Can a social activist fund target a passive investor?

That's what appears to be happening at index fund behemoth Vanguard. Environmental, social and governance firm Walden Asset Management has submitted a shareholder proposal asking the $4.4 trillion index fund giant to review its voting practices related to climate change issues and issue a report on the subject.

The measure is scheduled to come up for consideration at Vanguard's 2017 shareholder meeting, scheduled for Nov. 15 in Scottsdale, Ariz. Walden is permitted to submit a proposal for consideration because it participates in two Vanguard funds, the 500 Index Fund and Total Stock Market Index Fund.

And the proposal up for a vote in November is nonbinding, which means Vanguard isn't obliged to do anything about it even if it gets a strong vote of support. Nevertheless, Walden's director of engagement, Timothy Smith, argues that the measure is designed to drive Vanguard to vote more proactively on important social and environmental issues. Smith said he hopes that both retail and institutional investors back his measure.

"The issues of how institutions are voting is under significant scrutiny right now and there is a lot of pressure for funds to set up principals for investing," Smith said.

Even so, Vanguard's vote patterns may be changing. The index fund was among a number of passive investors to back a high-profile environmentally-themed activist shareholder proposal seeking to have Exxon Mobil Corp.  (XOM) - Get Report produce a report on the impacts of "technological advances" and "climate change policy" on its oil and gas reserves, according to a person familiar with the situation. The backing of major index funds was a large reason why the measure received the support of a majority of participating shares - about 62% -- at the company's annual meeting in May. In addition, Vanguard backed a similar proposal at Occidental Petroleum Corp. (OXY) - Get Report , he added.

However, Smith argues that supporting the climate change proposal at Exxon isn't enough. He noted that there are dozens of similar proposals that come up for votes every year that he argues Vanguard hasn't historically supported. 

In a statement, Vanguard said it believes climate risk is an important consideration and one it "frequently" addresses, when engaging with a "increasing number" of corporations and their boards. However, the fund noted that the Walden proposal is duplicative and overlaps its already existing proxy voting policies related to climate change risk.

"Vanguard historically has voted against social and environmental resolutions while it has voted for numerous good governance resolutions, as they saw governance changes as being responsive to shareholder interests," Smith said.

The giant index fund isn't required to have an annual meeting, but it does have to have one when it considers important business matters to consider.
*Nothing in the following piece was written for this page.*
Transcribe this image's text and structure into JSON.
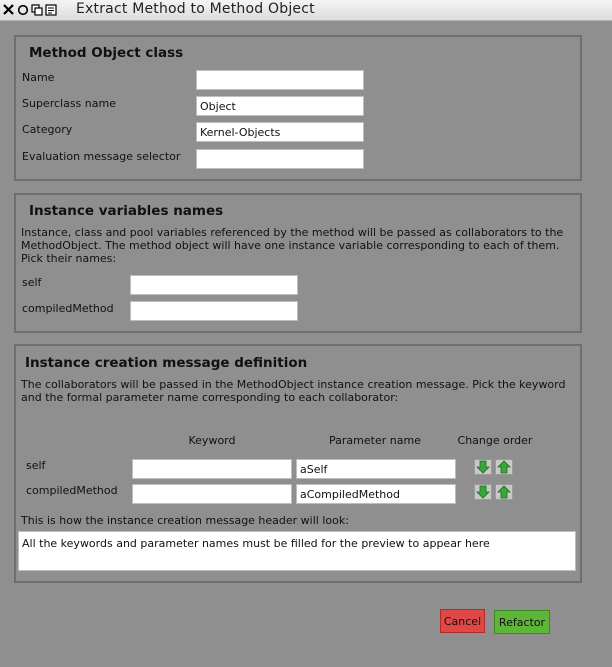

Its last meeting took place in 2009. The announcement of the meeting comes as Vanguard announced Thursday that it was installing Tim Buckley as its CEO, replacing Bill McNabb on Jan. 1.

Vanguard has $4.4 trillion in assets under management, an amount that has grown significantly in recent years and is expected to continue to grow in the years to come.